Assignment: The job is to find each line in the entries holding the string "title" and copy that line.

Input data:
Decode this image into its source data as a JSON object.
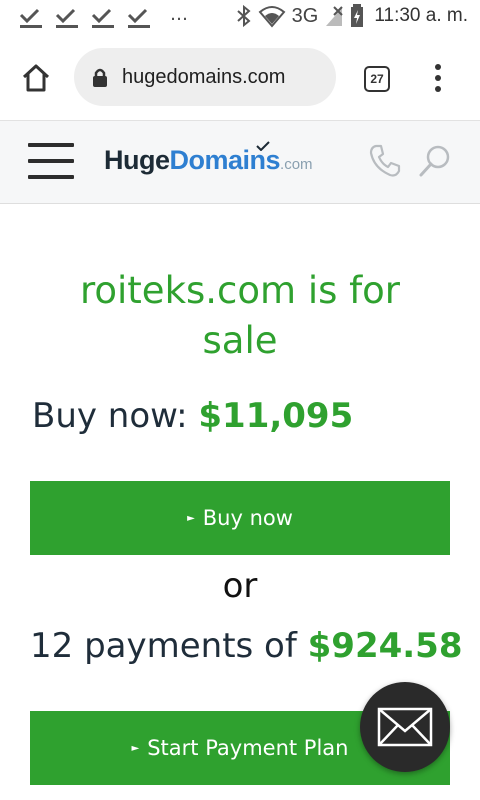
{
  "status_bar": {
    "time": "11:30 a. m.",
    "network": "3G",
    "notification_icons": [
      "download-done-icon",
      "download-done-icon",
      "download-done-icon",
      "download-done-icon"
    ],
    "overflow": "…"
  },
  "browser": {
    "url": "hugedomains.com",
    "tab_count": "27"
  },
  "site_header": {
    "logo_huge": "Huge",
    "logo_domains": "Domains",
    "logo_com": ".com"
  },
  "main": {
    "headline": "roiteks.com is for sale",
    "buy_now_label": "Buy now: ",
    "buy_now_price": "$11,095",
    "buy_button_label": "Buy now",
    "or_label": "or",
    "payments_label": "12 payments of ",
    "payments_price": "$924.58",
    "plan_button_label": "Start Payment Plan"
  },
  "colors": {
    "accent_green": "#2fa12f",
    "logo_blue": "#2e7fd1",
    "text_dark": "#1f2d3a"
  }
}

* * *

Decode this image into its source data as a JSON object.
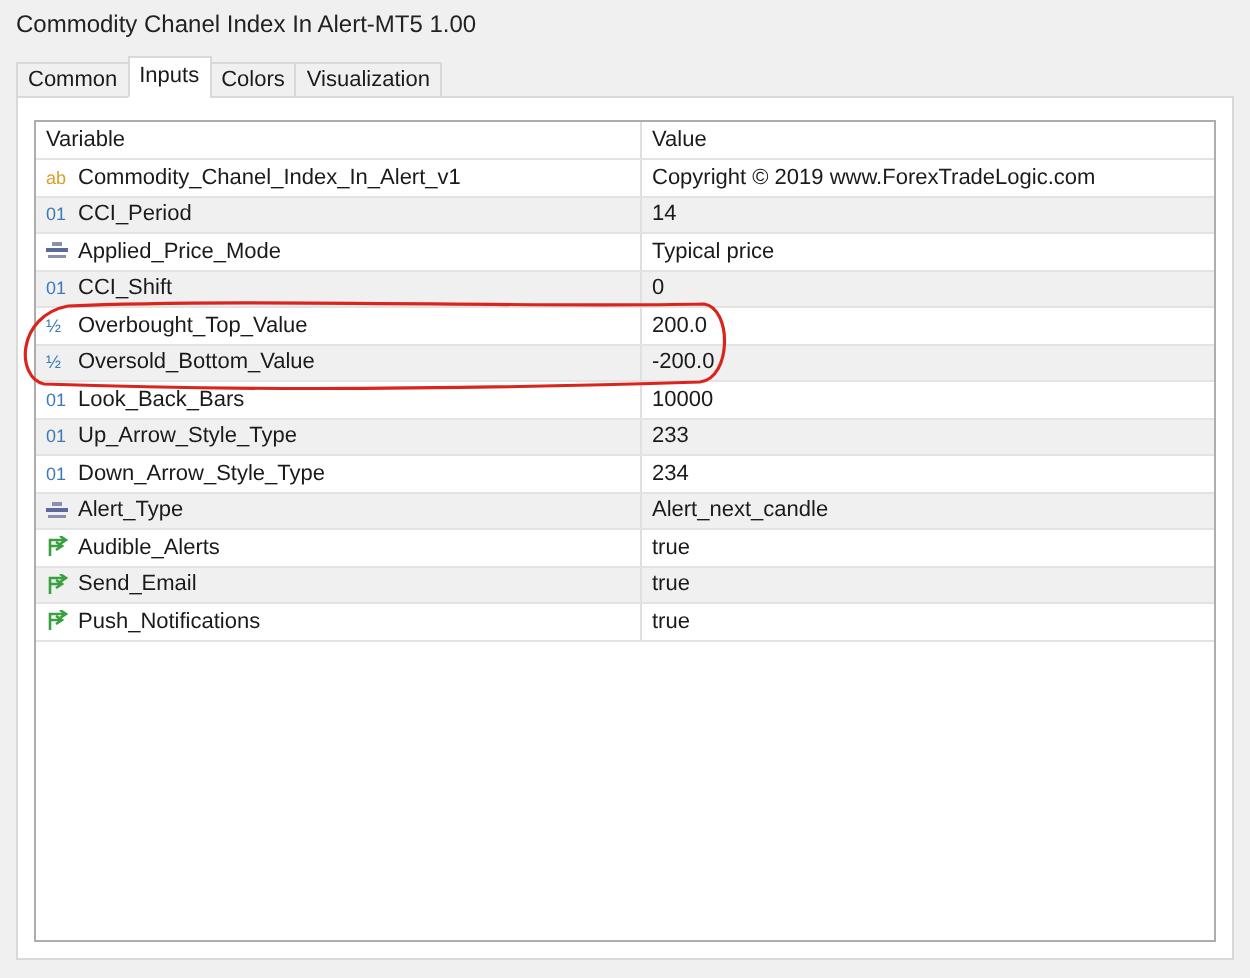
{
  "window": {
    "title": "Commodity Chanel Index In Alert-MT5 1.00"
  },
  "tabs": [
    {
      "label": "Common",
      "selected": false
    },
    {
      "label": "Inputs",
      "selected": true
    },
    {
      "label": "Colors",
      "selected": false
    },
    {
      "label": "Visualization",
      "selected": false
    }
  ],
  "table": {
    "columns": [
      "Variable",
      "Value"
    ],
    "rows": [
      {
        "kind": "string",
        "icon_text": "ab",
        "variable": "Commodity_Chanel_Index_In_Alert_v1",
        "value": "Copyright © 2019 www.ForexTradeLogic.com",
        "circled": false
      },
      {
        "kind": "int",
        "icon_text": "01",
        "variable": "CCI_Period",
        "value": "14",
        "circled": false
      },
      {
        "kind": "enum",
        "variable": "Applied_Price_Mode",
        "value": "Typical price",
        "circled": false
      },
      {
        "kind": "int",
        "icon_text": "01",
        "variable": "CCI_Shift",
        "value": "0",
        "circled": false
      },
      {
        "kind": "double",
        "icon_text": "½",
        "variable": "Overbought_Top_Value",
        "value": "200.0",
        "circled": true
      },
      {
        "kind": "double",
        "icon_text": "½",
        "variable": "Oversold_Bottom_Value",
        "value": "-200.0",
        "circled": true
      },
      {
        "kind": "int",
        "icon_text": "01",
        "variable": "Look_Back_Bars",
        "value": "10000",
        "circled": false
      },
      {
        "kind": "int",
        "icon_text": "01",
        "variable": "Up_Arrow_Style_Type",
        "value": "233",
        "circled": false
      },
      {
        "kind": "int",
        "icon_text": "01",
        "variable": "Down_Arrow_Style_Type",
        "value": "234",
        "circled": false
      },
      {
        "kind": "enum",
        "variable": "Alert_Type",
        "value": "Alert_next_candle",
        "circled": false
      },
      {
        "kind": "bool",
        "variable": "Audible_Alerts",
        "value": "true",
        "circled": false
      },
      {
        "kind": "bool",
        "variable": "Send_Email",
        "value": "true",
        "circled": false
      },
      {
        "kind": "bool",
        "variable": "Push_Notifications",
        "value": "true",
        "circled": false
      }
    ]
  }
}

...

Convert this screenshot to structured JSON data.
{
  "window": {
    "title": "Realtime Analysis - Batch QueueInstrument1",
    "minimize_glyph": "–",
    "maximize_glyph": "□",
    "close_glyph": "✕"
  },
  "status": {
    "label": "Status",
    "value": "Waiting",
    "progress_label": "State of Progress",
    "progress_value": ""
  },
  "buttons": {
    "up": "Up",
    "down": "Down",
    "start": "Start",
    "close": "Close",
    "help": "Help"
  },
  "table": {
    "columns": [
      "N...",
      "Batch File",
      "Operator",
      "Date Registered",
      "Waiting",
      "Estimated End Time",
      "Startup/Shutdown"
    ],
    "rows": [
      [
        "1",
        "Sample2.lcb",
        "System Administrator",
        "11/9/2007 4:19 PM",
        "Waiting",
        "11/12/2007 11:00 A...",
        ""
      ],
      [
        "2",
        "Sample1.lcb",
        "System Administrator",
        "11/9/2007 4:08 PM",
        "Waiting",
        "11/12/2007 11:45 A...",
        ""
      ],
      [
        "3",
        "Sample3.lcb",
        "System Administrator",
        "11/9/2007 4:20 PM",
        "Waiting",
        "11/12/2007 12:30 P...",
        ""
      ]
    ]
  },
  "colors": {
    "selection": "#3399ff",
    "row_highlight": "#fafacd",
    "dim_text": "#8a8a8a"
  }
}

Task answer:
    "title": "Commodity Chanel Index In Alert-MT5 1.00"
    "title": "Realtime Analysis - Batch QueueInstrument1",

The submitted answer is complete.